WALTHAM, Mass. - Long after practice ended, Ray Allen was still on the court firing up jumpers.
He was even making most of them.
That overtime work yesterday showed that, like his Celtics teammates, he had plenty of energy left after two intense seven-game series. And the usually smooth shooter was regaining his rhythm.
Whether the Pistons still have theirs after a 6-day layoff will become evident in tonight's opener of the Eastern Conference finals.
"I would rather have the rhythm" of regular competition than extra rest, Allen said, "because [with] the rhythm you don't have to guess from 1 day to the next" how you will play.
Boston has played three games since Detroit won its conference semifinal in five games against Orlando last Tuesday. The Celtics advanced with a 97-92 victory over Cleveland on Sunday in which Paul Pierce scored 41 points. Allen had just four and averaged only 9.3 points on 32.8 percent shooting in the series, far below his regular-season performance.

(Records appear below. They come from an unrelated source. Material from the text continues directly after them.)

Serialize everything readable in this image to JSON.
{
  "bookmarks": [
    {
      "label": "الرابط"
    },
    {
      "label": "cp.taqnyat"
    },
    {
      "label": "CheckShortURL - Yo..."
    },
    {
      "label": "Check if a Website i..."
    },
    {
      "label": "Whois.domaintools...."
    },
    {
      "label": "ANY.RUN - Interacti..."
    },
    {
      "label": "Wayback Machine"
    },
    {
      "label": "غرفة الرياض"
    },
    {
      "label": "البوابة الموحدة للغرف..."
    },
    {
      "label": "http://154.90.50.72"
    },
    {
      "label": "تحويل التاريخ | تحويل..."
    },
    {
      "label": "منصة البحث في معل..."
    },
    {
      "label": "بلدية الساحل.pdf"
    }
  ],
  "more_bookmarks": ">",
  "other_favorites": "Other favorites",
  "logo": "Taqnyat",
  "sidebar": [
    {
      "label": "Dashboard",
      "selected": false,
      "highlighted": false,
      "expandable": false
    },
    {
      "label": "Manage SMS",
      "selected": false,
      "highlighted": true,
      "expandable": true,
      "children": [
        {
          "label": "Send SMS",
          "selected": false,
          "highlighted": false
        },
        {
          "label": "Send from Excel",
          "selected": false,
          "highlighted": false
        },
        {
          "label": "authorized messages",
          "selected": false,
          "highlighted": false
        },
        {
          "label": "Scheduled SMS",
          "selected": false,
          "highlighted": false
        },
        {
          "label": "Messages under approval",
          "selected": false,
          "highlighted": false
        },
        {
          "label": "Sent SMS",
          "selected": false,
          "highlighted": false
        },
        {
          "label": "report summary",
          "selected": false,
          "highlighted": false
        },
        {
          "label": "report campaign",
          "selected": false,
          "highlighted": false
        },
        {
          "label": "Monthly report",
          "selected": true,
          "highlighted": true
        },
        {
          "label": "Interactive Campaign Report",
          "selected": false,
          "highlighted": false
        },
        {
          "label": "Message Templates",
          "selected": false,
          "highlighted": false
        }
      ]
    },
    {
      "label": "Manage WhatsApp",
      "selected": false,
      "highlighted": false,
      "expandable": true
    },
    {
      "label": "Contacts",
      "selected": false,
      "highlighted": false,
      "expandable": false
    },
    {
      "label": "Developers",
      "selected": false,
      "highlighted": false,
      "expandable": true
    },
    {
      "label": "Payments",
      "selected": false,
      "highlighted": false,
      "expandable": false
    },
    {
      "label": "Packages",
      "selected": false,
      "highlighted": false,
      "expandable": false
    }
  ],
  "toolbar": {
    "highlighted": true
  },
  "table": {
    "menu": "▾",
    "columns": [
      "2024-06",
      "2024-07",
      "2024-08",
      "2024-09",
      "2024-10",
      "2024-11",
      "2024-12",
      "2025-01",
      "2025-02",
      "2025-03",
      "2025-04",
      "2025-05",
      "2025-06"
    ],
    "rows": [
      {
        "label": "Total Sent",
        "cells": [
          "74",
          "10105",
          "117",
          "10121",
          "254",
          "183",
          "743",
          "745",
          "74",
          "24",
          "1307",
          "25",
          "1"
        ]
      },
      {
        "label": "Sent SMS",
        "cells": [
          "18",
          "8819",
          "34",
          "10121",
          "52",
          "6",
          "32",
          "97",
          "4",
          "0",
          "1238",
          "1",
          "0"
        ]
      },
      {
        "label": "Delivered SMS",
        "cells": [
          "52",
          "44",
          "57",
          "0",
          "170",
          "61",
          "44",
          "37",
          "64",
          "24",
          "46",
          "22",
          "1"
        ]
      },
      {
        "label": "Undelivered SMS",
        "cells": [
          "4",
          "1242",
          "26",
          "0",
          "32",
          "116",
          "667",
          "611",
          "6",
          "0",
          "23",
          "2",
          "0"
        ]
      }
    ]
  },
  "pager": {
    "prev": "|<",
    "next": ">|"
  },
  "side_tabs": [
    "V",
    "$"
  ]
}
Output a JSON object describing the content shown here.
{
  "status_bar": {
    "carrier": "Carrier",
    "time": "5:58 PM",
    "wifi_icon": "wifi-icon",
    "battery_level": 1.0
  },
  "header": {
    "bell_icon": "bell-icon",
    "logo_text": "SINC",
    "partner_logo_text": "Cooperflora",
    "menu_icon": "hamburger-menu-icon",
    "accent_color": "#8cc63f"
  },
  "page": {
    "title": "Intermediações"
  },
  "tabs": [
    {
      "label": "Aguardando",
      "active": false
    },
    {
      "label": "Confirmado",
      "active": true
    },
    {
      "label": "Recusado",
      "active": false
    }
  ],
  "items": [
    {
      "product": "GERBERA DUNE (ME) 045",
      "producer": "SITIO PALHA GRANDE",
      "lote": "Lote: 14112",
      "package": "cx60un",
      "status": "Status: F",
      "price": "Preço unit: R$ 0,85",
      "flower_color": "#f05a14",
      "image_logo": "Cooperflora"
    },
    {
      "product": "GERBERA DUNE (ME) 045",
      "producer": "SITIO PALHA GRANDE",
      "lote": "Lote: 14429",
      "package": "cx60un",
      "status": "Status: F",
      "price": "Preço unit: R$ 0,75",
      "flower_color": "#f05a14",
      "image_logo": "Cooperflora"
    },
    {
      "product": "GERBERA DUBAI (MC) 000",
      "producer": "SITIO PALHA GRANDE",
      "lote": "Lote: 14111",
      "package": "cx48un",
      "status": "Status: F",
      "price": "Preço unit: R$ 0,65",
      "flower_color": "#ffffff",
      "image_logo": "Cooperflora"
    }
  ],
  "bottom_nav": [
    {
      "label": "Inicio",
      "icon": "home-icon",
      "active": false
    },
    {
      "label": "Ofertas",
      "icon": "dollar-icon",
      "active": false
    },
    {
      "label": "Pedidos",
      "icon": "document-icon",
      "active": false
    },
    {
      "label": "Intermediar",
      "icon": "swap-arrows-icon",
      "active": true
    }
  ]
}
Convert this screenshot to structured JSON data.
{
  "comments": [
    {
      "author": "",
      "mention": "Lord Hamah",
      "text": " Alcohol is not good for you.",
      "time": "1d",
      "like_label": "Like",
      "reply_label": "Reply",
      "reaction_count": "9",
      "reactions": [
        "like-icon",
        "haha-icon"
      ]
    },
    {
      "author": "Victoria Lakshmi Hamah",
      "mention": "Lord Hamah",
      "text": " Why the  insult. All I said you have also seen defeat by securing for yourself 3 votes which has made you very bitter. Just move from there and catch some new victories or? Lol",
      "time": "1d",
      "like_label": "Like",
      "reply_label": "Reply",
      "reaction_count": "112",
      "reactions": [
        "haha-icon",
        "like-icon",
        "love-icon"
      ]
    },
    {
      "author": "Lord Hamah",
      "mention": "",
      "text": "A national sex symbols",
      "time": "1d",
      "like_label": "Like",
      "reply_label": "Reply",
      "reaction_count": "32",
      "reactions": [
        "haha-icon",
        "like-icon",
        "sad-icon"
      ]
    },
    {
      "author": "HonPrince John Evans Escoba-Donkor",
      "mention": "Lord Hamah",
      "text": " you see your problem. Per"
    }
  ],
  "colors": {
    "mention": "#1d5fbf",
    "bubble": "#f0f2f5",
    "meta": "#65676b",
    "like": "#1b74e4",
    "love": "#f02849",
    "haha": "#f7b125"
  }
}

If he starts scoring again, he would give the Celtics their usual three main scoring options, joining Kevin Garnett and Pierce, to go against a Pistons team that has a much more balanced offense than the Cavaliers, who lost Sunday despite 45 points from LeBron James, and Atlanta, Boston's first-round opponent.
"It's the exact opposite," Celtics coach Doc Rivers said. "You go from Cleveland and Atlanta in a lot of ways with Joe Johnson, where you focus on double-teaming, to playing a team that all the guys in the starting lineup are capable of having good nights."
The matchup with Detroit is what Rivers and many others expected.
Both are deep teams with outstanding defenses. The Celtics had the NBA's best record (66-16), earning homecourt advantage throughout the playoffs, and the Pistons were second best (59-23). The Celtics have plenty of players with playoff experience, though not as teammates, and the Pistons are in the conference finals for the sixth straight season.
Chauncey Billups, Richard Hamilton and Tayshaun Prince have been on all of those teams. Rasheed Wallace is in his fifth year with the Pistons. But they last won the NBA title in 2004, then lost to San Antonio the next year.
Pierce, Garnett and Allen are each in the conference finals for only the second time in their careers.
"I think we probably will be the underdog," Pierce said, "knowing that Detroit has been there. They won a championship with this group and are used to going to the Eastern Conference finals and this is just our first trip." *